Task description
Every entry below should be written out exactly, and no image should appear.

________________

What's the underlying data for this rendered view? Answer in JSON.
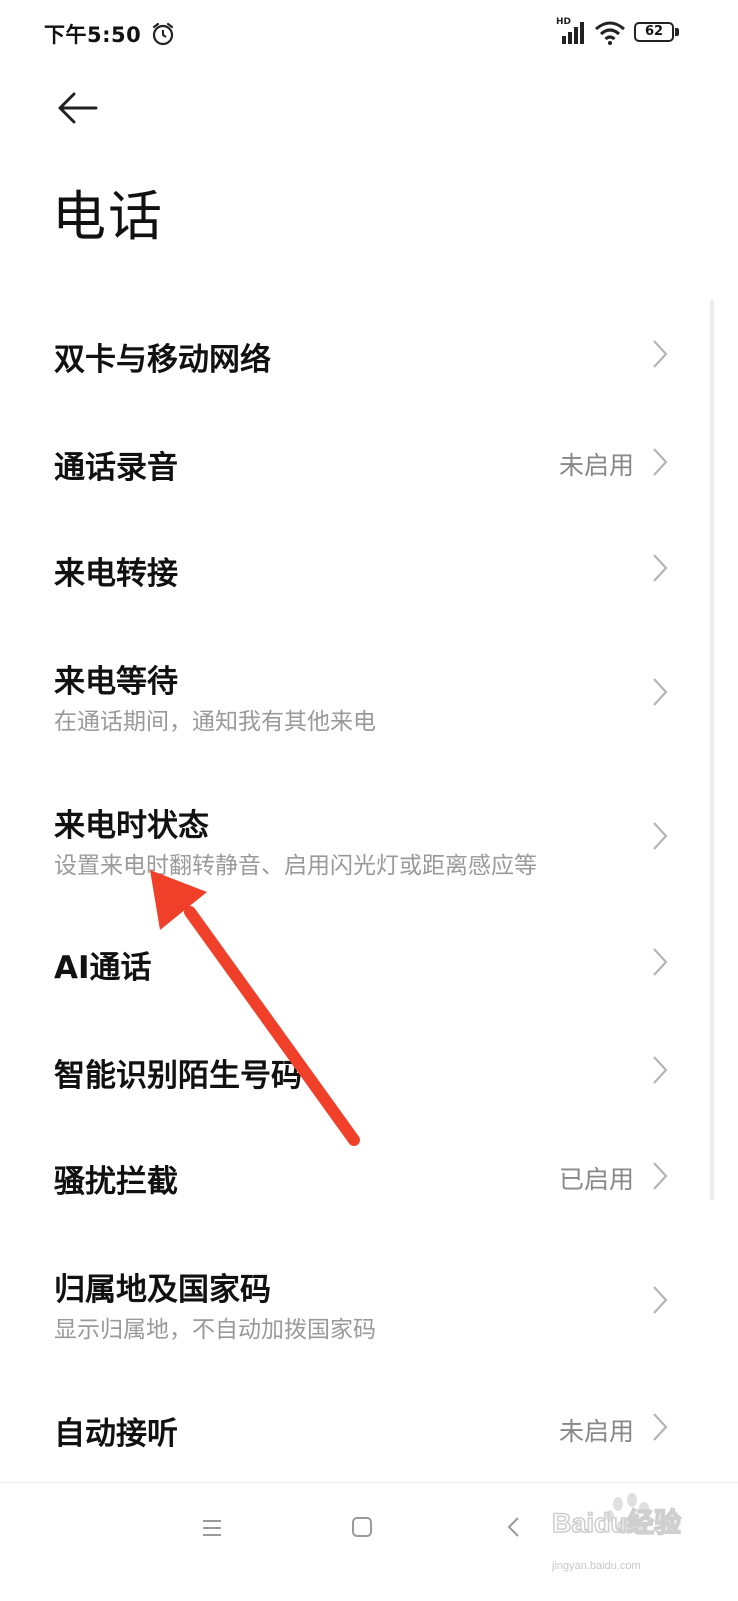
{
  "status_bar": {
    "time": "下午5:50",
    "network_label": "HD",
    "battery": "62"
  },
  "page": {
    "title": "电话"
  },
  "settings": [
    {
      "title": "双卡与移动网络",
      "subtitle": "",
      "value": ""
    },
    {
      "title": "通话录音",
      "subtitle": "",
      "value": "未启用"
    },
    {
      "title": "来电转接",
      "subtitle": "",
      "value": ""
    },
    {
      "title": "来电等待",
      "subtitle": "在通话期间，通知我有其他来电",
      "value": ""
    },
    {
      "title": "来电时状态",
      "subtitle": "设置来电时翻转静音、启用闪光灯或距离感应等",
      "value": ""
    },
    {
      "title": "AI通话",
      "subtitle": "",
      "value": ""
    },
    {
      "title": "智能识别陌生号码",
      "subtitle": "",
      "value": ""
    },
    {
      "title": "骚扰拦截",
      "subtitle": "",
      "value": "已启用"
    },
    {
      "title": "归属地及国家码",
      "subtitle": "显示归属地，不自动加拨国家码",
      "value": ""
    },
    {
      "title": "自动接听",
      "subtitle": "",
      "value": "未启用"
    }
  ],
  "annotation": {
    "arrow_color": "#f0402a"
  },
  "watermark": {
    "brand": "Baidu经验",
    "url": "jingyan.baidu.com"
  }
}
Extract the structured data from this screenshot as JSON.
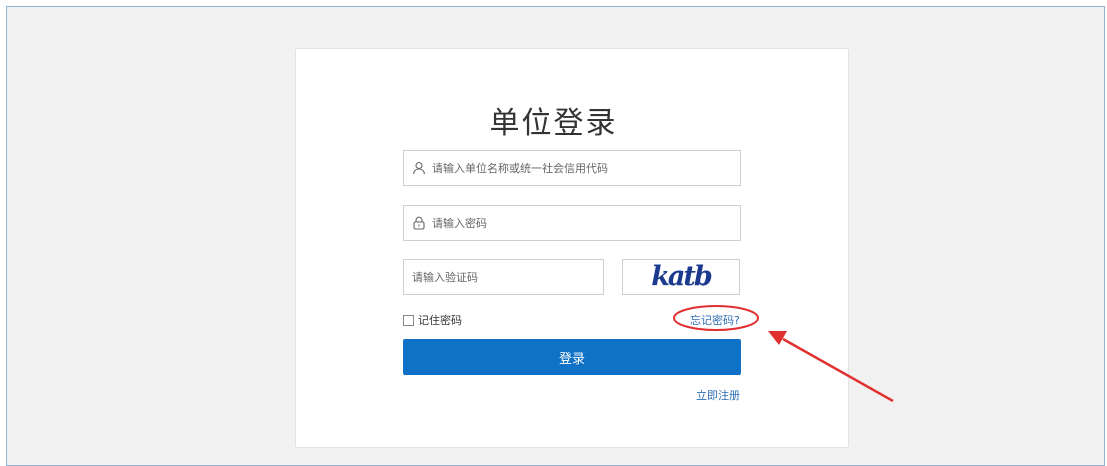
{
  "login": {
    "title": "单位登录",
    "username_placeholder": "请输入单位名称或统一社会信用代码",
    "password_placeholder": "请输入密码",
    "captcha_placeholder": "请输入验证码",
    "captcha_text": "katb",
    "remember_label": "记住密码",
    "forgot_label": "忘记密码?",
    "login_label": "登录",
    "register_label": "立即注册"
  },
  "colors": {
    "primary": "#0f72c6",
    "link": "#2d6db5",
    "annotation": "#e03030",
    "captcha": "#1b3a8f"
  },
  "icons": {
    "username": "user-icon",
    "password": "lock-icon"
  }
}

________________

Response to the exercise
What's the underlying data for this rendered view? Answer in JSON.
{
  "status_bar": {
    "time": "下午5:50",
    "network_label": "HD",
    "battery": "62"
  },
  "page": {
    "title": "电话"
  },
  "settings": [
    {
      "title": "双卡与移动网络",
      "subtitle": "",
      "value": ""
    },
    {
      "title": "通话录音",
      "subtitle": "",
      "value": "未启用"
    },
    {
      "title": "来电转接",
      "subtitle": "",
      "value": ""
    },
    {
      "title": "来电等待",
      "subtitle": "在通话期间，通知我有其他来电",
      "value": ""
    },
    {
      "title": "来电时状态",
      "subtitle": "设置来电时翻转静音、启用闪光灯或距离感应等",
      "value": ""
    },
    {
      "title": "AI通话",
      "subtitle": "",
      "value": ""
    },
    {
      "title": "智能识别陌生号码",
      "subtitle": "",
      "value": ""
    },
    {
      "title": "骚扰拦截",
      "subtitle": "",
      "value": "已启用"
    },
    {
      "title": "归属地及国家码",
      "subtitle": "显示归属地，不自动加拨国家码",
      "value": ""
    },
    {
      "title": "自动接听",
      "subtitle": "",
      "value": "未启用"
    }
  ],
  "annotation": {
    "arrow_color": "#f0402a"
  },
  "watermark": {
    "brand": "Baidu经验",
    "url": "jingyan.baidu.com"
  }
}
Extract the structured data from this screenshot as JSON.
{
  "login": {
    "title": "单位登录",
    "username_placeholder": "请输入单位名称或统一社会信用代码",
    "password_placeholder": "请输入密码",
    "captcha_placeholder": "请输入验证码",
    "captcha_text": "katb",
    "remember_label": "记住密码",
    "forgot_label": "忘记密码?",
    "login_label": "登录",
    "register_label": "立即注册"
  },
  "colors": {
    "primary": "#0f72c6",
    "link": "#2d6db5",
    "annotation": "#e03030",
    "captcha": "#1b3a8f"
  },
  "icons": {
    "username": "user-icon",
    "password": "lock-icon"
  }
}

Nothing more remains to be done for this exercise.